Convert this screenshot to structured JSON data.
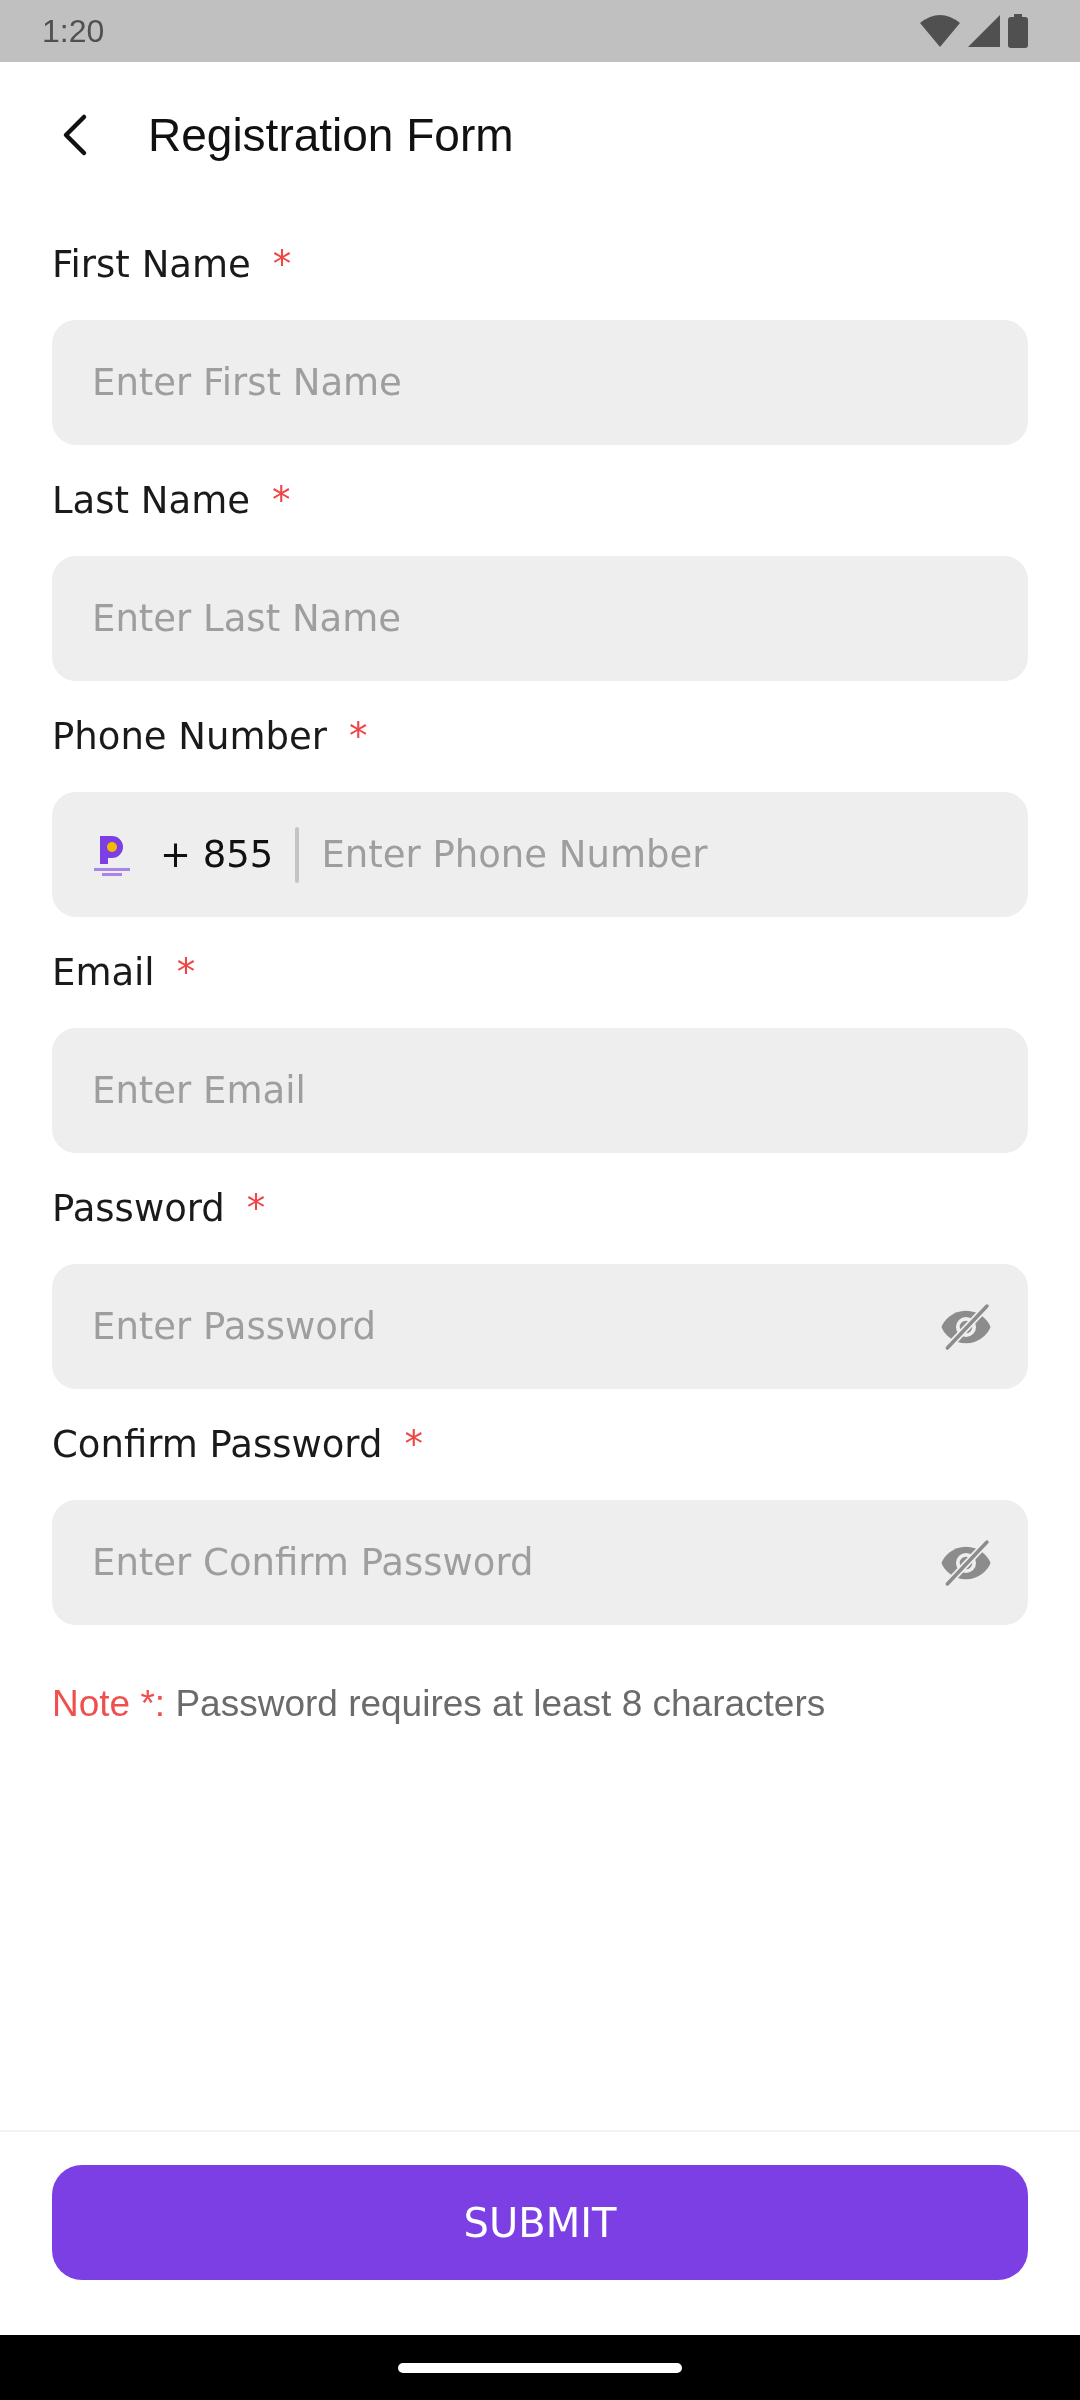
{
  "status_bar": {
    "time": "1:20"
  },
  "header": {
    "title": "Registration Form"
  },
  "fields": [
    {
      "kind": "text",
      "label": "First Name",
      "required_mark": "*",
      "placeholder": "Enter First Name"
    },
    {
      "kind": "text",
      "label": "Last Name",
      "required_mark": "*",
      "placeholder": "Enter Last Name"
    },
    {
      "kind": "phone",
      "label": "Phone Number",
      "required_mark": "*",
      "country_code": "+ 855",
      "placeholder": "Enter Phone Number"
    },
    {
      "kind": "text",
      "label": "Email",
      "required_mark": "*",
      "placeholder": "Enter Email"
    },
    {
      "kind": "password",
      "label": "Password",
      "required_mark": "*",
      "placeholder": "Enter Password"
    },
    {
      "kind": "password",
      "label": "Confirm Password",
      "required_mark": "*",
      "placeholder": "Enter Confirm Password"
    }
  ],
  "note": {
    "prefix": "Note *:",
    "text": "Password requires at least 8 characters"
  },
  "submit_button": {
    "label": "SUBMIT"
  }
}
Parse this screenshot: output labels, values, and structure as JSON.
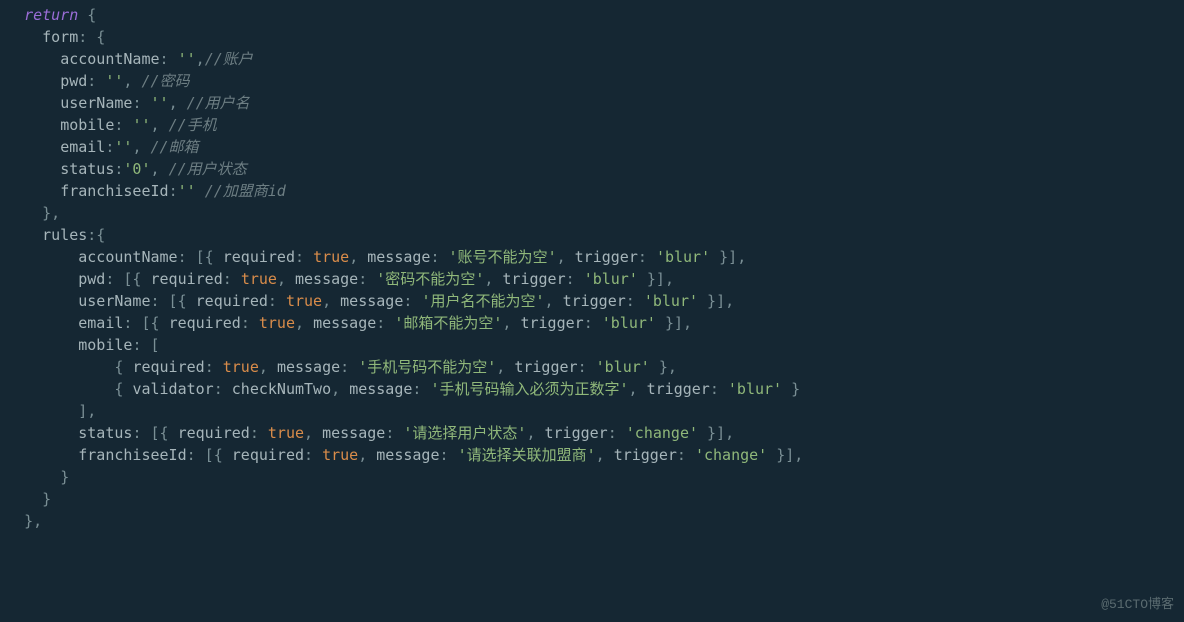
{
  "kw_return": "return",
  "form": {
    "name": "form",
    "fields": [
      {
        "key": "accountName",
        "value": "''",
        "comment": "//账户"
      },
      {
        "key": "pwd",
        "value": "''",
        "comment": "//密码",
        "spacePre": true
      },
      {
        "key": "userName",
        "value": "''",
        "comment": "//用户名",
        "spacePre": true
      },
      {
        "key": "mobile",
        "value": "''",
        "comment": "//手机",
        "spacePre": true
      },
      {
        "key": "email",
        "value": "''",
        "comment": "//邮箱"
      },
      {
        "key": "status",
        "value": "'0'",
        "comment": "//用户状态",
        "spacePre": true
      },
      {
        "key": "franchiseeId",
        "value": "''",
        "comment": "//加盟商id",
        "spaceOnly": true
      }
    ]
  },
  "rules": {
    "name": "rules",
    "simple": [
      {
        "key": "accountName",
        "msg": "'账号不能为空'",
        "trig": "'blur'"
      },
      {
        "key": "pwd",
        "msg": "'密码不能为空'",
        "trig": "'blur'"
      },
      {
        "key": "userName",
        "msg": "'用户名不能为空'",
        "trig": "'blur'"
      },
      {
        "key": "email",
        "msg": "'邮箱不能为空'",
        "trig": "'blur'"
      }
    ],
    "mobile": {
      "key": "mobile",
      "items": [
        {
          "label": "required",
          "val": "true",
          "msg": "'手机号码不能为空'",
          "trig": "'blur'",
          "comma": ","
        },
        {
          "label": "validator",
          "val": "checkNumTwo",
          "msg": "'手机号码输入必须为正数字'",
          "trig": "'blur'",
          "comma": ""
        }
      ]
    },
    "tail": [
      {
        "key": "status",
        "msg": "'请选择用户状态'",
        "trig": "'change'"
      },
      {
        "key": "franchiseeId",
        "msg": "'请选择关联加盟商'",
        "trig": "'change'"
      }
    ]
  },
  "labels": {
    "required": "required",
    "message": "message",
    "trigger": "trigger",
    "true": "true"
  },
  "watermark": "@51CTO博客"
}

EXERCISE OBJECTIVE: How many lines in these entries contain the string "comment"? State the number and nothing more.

RESPONSE AREA: 7